Like so many teams in the area, the Russell County football team is trying to gain traction and continue the progress of its program.
After winning just two games in 2011, the Warriors won three in 2012, their first under coach Demond McCoy, tied another and lost one by just eight points. They showed signs of life last year, scoring 63 points in a win over Marbury, the highest point total in the program’s history.
They were shut out in three of their first four games, but made enormous progress on offense down the stretch.
The hope is that they can prove that was the beginning and not just a mirage. While McCoy said he thinks his team is continuing to get better, there are certainly obstacles that still stand in the way.
One of the biggest hindrances to an offense’s progress is breaking in new offensive linemen. It isn’t that they aren’t solid players or won’t be solid players down the line. It’s simply a matter of getting them to understand the system, gel with each other and understand the cues of their quarterback.
That will be the case for Russell County this year as McCoy said he is still taking his time to name the team’s starters up front.
Under center, however, the unit is in good hands. It returns quarterback Byron Johnson, who started for the team last season.
“He’s going to do a great job leading our offense,” McCoy said, adding that he’ll still get some competition from backup signal-caller Curtez Woods. “He has a backup who will put some pressure on him as well, and that’s a good thing. Curtez is very athletic and can run the option very well.”
McCoy said he liked the situations at both running back and wide receiver. Caleb Smith will see time at both, at full back and in the slot, but McCoy said he was most impressed with sophomore Josh Johnson.
“He’s only a sophomore, but he’s going to be a great player,” he said. “He’s going to carry the load for us.”
He added the names of Calvin Johnson and Tae Hill as guys to watch on offense. About eight players who played significant time last season are back, though the majority of those play at the skill positions.
McCoy reiterated the importance of getting the line settled in order to move the ball successfully.
“We’re in a rebuilding phase on the line,” he said. “We lost a lot of guys to graduation. We’re going to really get in there and help them learn quickly, though.”
Like the offense, the defensive line is one of the keys to the Warriors’ success. McCoy said the team had the right guy up front in nose tackle Tehri Scott to improve its chances on that side of the ball.
“He’ll control the tempo of the defense,” he said of Scott.
The defense also returns Caleb and Chavel Smith, the latter of which tallied 143 tackles and three forced fumbles last season. Both with alternate between outside linebacker and safety, and McCoy praised their athleticism and experience.
Cortez Gunn and Cameron Brooks will be forces in the secondary along with safety Hill.

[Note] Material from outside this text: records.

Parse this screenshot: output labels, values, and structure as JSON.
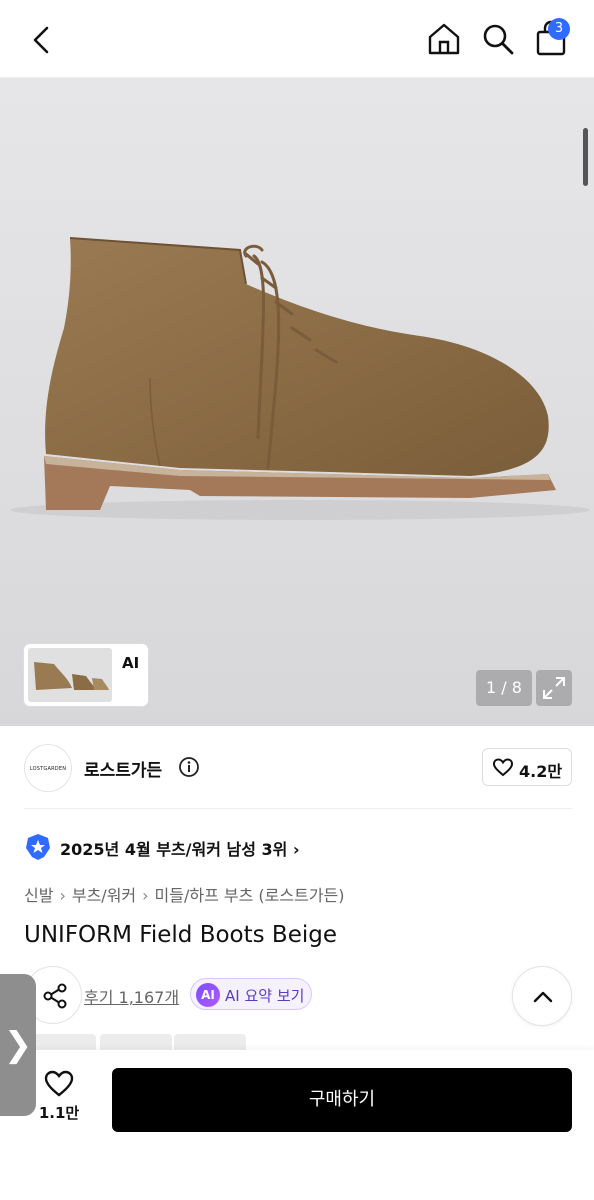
{
  "header": {
    "cart_count": "3"
  },
  "gallery": {
    "ai_label": "AI",
    "ai_arrow": "›",
    "counter": "1 / 8"
  },
  "brand": {
    "logo_text": "LOSTGARDEN",
    "name": "로스트가든",
    "likes": "4.2만"
  },
  "ranking": {
    "text": "2025년 4월 부츠/워커 남성 3위 ›"
  },
  "breadcrumb": [
    "신발",
    "부츠/워커",
    "미들/하프 부츠 (로스트가든)"
  ],
  "breadcrumb_sep": "›",
  "product": {
    "title": "UNIFORM Field Boots Beige"
  },
  "reviews": {
    "link_text": "후기 1,167개",
    "ai_badge": "AI",
    "ai_summary": "AI 요약 보기"
  },
  "side_handle": {
    "glyph": "❯"
  },
  "bottom_bar": {
    "wish_count": "1.1만",
    "buy_label": "구매하기"
  },
  "colors": {
    "accent": "#2f6bff",
    "ai_purple": "#7a4cff",
    "buy_bg": "#000000"
  }
}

Outside of Scott on the line and the Smiths at linebacker, McCoy said the team is still trying to find some consistency in its front seven.
Still, the unit is improving every day.
When the team broke for the spring, McCoy said its numbers hovered somewhere around 90 players. A few months later, it’s looking more like 55-60. It’s a challenge to play with low numbers in a high classification, but Russell County is going with what it’s got.
“We’re getting better every day,” McCoy said. “We control what we can control. We’re going to go with what we have, and we’re going to get a lot of experience doing it.”
That’s not to say the expectation isn’t to win football games.
Last year, the team won two of its final three region contests and finished one game out of a playoff spot behind Carroll, which beat the Warriors 21-0 in the second week.
Any improvement should put the Warriors in that conversation again, and that’s a conversation they’re happy to have.
“We want to win football games and play in the playoffs,” Caleb Smith said. “We want to go a long way.”
David Mitchell, 706-571-8571; Follow David on Twitter @leprepsports.